The Philippine National Police and president’s office did not immediately return calls seeking comment for this story. But government officials have said extreme tactics are necessary, given the amount of meth saturating the Philippines.
Major drug traffickers are undoubtedly targeting the country, which has a population of more than 100 million and one of the highest rates of methamphetamine use in Asia. But human rights groups point out that casualties of Duterte’s drug war include few high-volume dealers.
Rather, the dead are mostly small-time drug sellers and addicts: impoverished men and women who die wearing tattered clothes and sandals, a small amount of shabu still in their pockets. Several children have also been mistakenly killed during the crackdown, government officials have said.
“It shouldn’t be the poor or innocent who are the victims of this drug war,” said Aurora Victoria David, Alliance Secretary for the National Alliance for Filipino Concerns, an advocacy group with members in more than 23 U.S. cities, and one of numerous rights organizations calling for an end to the killings. “It’s the drug lords and drug financiers who should be tried and punished, not the needy.”
For Filipino New Yorkers who’ve lost family in the crackdown, there is a sense that there’s little they can do for their countrymen, except pray.
“I had to see my brother lying there after he was massacred,” she said. “I don’t want anyone else to go through that, so I ask God to stop it. But in my heart I know: Only Duterte can stop this.”
Kevin Deutsch is author of The Triangle: A Year on the Ground With New York’s Bloods and Crips, as well as the forthcoming Pill City: How Two Honor Roll Students Foiled the Feds and Built a Drug Empire.

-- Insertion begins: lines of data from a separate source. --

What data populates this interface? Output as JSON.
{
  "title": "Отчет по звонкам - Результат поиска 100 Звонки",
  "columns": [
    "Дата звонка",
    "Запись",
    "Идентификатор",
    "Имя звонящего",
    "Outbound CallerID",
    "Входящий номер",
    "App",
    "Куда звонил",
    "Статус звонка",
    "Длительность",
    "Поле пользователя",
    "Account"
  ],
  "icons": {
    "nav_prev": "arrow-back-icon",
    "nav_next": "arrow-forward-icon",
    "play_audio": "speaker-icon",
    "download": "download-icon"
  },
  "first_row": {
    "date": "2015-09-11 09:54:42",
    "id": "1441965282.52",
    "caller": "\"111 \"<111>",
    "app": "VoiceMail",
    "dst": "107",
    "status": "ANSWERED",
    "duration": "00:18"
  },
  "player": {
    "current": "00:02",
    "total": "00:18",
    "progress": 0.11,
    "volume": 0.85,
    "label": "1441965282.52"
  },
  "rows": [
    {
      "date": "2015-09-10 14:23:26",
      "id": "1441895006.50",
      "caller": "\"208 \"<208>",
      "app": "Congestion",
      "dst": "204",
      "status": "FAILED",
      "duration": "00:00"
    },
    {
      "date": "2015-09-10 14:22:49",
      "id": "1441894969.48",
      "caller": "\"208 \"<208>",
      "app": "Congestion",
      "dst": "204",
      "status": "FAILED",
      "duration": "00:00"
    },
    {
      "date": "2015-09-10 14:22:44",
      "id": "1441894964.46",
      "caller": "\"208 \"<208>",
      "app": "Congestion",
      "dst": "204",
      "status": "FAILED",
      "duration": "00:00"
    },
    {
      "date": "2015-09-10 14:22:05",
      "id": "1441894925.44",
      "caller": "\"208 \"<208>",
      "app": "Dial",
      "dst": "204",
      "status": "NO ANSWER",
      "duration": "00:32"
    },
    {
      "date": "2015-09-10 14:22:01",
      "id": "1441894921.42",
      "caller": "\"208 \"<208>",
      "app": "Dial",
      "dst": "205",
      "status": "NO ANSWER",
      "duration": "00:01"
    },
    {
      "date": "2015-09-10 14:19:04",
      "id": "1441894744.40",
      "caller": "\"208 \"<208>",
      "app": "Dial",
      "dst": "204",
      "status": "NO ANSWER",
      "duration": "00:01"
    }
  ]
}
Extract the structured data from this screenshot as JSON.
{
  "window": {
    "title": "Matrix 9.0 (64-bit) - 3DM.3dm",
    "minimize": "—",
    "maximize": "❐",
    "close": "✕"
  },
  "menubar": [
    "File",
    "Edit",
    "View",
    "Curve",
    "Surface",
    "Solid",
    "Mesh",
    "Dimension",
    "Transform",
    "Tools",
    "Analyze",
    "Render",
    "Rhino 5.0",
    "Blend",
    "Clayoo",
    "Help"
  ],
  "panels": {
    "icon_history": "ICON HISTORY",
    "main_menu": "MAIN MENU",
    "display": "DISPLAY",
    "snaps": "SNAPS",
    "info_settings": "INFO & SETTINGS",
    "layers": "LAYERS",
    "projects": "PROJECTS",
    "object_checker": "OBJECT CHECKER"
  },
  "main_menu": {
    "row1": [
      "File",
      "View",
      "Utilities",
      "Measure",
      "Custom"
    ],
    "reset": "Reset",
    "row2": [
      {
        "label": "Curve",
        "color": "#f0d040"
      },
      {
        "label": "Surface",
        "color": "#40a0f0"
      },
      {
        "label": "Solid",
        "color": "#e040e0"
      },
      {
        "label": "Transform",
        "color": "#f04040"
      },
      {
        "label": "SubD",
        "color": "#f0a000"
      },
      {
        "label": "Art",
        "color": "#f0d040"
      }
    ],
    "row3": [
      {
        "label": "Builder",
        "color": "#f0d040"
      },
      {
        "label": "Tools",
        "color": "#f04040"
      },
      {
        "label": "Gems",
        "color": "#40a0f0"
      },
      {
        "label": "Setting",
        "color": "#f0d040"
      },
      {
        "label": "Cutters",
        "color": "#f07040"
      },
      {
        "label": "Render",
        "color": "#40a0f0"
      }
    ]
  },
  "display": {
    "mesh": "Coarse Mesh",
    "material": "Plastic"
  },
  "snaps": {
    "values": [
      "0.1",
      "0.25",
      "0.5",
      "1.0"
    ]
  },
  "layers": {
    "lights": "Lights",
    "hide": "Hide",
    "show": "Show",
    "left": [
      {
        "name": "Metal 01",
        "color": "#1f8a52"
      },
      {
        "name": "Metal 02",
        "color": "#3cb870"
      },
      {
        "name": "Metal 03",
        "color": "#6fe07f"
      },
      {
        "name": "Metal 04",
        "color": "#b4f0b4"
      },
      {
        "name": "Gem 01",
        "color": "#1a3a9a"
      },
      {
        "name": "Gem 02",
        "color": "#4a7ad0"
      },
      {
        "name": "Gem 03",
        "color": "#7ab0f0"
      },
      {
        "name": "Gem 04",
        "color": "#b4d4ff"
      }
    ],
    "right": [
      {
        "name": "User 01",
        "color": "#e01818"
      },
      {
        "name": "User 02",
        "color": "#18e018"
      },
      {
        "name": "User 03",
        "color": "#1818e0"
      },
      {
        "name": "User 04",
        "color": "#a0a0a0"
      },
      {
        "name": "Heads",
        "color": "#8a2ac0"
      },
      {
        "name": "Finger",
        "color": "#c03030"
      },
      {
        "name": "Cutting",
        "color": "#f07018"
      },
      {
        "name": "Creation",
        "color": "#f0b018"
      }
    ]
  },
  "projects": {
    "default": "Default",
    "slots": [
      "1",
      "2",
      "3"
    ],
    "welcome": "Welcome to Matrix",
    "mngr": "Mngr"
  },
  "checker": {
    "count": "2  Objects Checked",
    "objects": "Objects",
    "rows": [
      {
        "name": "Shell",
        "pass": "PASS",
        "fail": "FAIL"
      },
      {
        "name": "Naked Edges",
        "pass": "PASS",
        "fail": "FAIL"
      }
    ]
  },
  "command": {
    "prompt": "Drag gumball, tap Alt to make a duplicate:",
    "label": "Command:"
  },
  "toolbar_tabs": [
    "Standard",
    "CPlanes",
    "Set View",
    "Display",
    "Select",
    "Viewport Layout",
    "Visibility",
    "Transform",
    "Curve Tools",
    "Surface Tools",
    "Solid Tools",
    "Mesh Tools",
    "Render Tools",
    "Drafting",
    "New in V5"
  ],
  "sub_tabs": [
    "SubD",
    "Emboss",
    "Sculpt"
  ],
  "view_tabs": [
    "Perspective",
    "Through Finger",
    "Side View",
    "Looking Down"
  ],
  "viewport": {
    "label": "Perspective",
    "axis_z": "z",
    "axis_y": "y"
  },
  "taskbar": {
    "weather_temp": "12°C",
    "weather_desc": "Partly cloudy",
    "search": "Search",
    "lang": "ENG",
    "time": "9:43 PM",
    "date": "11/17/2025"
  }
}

Editors’ Note: After The Baltimore Sun and iMediaEthics were unable to locate sources quoted by the author Kevin Deutsch in his previous work, the Voice asked Deutsch to provide his notes for this story. The Voice has yet to receive them, and we are conducting our own review of Deutsch’s reporting.